You just heard those three little words no one wants to hear: “you have cancer.” Your mind is swimming with thoughts, and simultaneously numb. So much information. Heaps of opinions – many conflicting. Where do you focus? Who do you trust? Where do you begin?
Looking back on the beginning of my journey, I was an inch deep and a mile wide on all things cancer. Trying so hard to know everything there was about treatment options, prognosis percentages, clean eating and living, clinical trials, surgery outcomes, side effects … I could go on forever. Luckily, I had an incredible support system that showered me with information they had learned from their own cancer treatment or the treatment of a loved one. That information led to me being here today – something that wasn’t always a given.
To pay my good fortune forward, I’ve identified three buckets I think all those who are newly diagnosed should dig into. If that feels too overwhelming, the most important of them is seeking a second opinion from a research hospital, ideally one that specializes in cancer.
1. Do Your Research
A fresh diagnosis means information overload: appointments, timelines, treatments, a myriad of doctors, and googling galore. It feels like drinking from a fire hose, because it is. But! I cannot stress enough the importance of doing your research. What exactly do I mean? I mean get specific fast.
- Identify your exact cancer and the most effective current treatments. Are there any promising trials? Do a combination of drugs or different doses make a meaningful impact?
- Seek a second opinion from an oncologist or facility that specializes in your cancer - ideally a research hospital. You want a doctor who sees your type of cancer several times a day, not once a week or once a month. They will be more familiar with specifics, treatment options, and have their finger on the pulse of any cutting edge technology or treatment.
- Identify a survivor and reach out. Finding someone who has had your diagnosis and is now healed and thriving is incredibly motivating. They have been where you are and can shed light, love and share information. Search Google, Instagram, Facebook and Do Cancer’s Survivor Story collection to find a survivor.
2. Fuel & Prepare Your Body For The Battle
Your body is about to fight for you really hard, so why not give it a leg up? This will mean something different for everyone, but I’ve included a few ideas to get you started:
- Eat from the earth as much as possible! After a tough diagnosis, it’s tempting to reach for fast, comfort food (like carbs and sugar). Those foods tend to cause inflammation and that is the last thing you want.
- Hydrate. Drink plenty of water! Think an ounce per every pound you weigh, per day. Not only does it help flush out toxins, regulate your blood pressure and keep your joints lubricated, it also improves vein health – making it easier for IV placement when receiving treatment.
- Sleep! Our bodies are only able to heal when we sleep. It’s how our cells repair and regenerate themselves, how we build immunity, and how we fight disease. Allow your body to get lots and lots of deep, uninterrupted sleep. Nap when you can.
- Move.

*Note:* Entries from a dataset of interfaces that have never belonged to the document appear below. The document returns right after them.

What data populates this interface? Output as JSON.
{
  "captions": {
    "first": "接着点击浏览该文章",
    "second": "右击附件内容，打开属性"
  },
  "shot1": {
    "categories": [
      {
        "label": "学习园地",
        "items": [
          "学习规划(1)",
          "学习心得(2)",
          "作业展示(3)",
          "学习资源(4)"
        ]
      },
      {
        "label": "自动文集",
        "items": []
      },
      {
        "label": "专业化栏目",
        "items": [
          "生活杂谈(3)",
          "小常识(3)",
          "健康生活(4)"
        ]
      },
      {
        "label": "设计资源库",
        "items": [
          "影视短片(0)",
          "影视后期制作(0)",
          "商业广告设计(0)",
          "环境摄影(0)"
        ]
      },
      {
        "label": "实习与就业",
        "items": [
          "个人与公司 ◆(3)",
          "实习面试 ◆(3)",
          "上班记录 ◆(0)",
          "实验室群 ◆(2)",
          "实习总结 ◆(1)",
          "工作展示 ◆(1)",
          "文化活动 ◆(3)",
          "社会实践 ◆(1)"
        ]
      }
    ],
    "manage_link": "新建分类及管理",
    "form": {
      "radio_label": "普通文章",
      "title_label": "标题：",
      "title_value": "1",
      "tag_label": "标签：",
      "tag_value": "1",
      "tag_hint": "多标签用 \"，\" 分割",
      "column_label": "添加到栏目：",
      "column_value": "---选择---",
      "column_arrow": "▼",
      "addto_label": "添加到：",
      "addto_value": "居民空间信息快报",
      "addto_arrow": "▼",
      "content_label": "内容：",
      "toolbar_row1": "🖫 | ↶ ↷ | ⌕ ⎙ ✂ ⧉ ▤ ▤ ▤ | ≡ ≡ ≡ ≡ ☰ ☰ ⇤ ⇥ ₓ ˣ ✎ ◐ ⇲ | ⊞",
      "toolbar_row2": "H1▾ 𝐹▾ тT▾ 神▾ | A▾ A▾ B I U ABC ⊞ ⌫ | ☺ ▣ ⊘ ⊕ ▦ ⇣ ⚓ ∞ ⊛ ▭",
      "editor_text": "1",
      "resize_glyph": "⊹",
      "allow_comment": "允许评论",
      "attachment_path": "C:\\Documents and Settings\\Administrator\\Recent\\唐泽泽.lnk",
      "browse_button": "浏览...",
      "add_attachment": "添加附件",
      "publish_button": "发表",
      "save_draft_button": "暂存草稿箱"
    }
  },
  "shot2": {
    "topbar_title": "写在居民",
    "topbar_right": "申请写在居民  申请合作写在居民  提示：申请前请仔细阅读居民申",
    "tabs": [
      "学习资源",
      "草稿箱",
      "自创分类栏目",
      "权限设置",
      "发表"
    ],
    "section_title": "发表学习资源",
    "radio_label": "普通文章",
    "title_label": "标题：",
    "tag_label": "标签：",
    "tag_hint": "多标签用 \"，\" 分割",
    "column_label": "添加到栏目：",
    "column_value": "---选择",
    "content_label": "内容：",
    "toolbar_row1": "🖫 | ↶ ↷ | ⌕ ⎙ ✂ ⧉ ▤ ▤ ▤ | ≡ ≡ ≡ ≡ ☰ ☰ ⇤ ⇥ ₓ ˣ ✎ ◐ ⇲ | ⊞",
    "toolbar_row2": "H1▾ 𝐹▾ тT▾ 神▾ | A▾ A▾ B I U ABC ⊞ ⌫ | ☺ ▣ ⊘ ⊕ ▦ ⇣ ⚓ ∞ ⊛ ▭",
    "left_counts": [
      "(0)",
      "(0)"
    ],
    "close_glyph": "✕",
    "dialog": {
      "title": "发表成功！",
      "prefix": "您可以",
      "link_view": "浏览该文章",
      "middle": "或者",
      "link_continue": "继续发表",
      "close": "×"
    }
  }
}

Gentle movement is a GREAT way to reduce your chance of recurrence and to remind your body of all that it is capable of. Walking, yoga, pilates, stretching, light weights, tai chi – these are all great options to engage your muscles, lessen your side effects and speed up recovery time.
- Seek supportive body healing. The benefits of acupuncture, massage, sound baths, infrared sauna, cold plunge and physical therapy are proven to reduce treatment side effects, reduce opioid dependency and promote healing. While the efficacy is not the same for everyone, the benefits are worth the effort. Try a few and see what works for your body. Read our articles and explore our Directory for resources on whole-body healing ideas and modalities.
3. Set Yourself Up for Psychological Success
Right after my diagnosis, someone told me cancer was a mental battle, not a physical one. I thought they were insane, but man, were they right! Set yourself up for mental and emotional success by:
- Surround yourself with positive situations and people. Your mind might be going to some pretty dark places after a diagnosis, that’s why it’s important to remind it of all the wonderful things around you. Help your brain find the joy in life by:
Eliminating upsetting content: movies, songs, books, tv shows, social media, etc.
Stepping away from toxic people and situations. Any easy test for this is “how do I feel after I interact with X?” If the answer is tired, confused, drained, it’s time for a break.
Finding your happiness bubble: Enjoy long walks? Take one every day. Love fresh flowers? Get one every week. Like Christmas songs? Play them in July! Do whatever works for you - no shame!
- Talk to a cancer therapist. I had never been to a therapist until I had cancer and I’m so glad I did. There are therapists who specialize in cancer and counsel people with it everyday. My therapist was a survivor herself. It made such a difference to talk to someone openly and honestly about your fears and frustrations, and get constructive advice to help you cope. You can even find remote therapists who will do virtual sessions, somewhere you can remain anonymous. I cannot recommend therapy enough! It’s a tough path - don’t go it alone.
- Find your mantra and live by it. Your mind is a very powerful thing. Identify what motivates you, who you want to be, or how you want to feel and engrain those words into your thoughts and actions. My friend has a wonderful mantra that I have adopted and repeated throughout the day during treatment. Feel free to borrow it as well:
I am happy. I am healthy. I am loved. I am grateful. I am healed.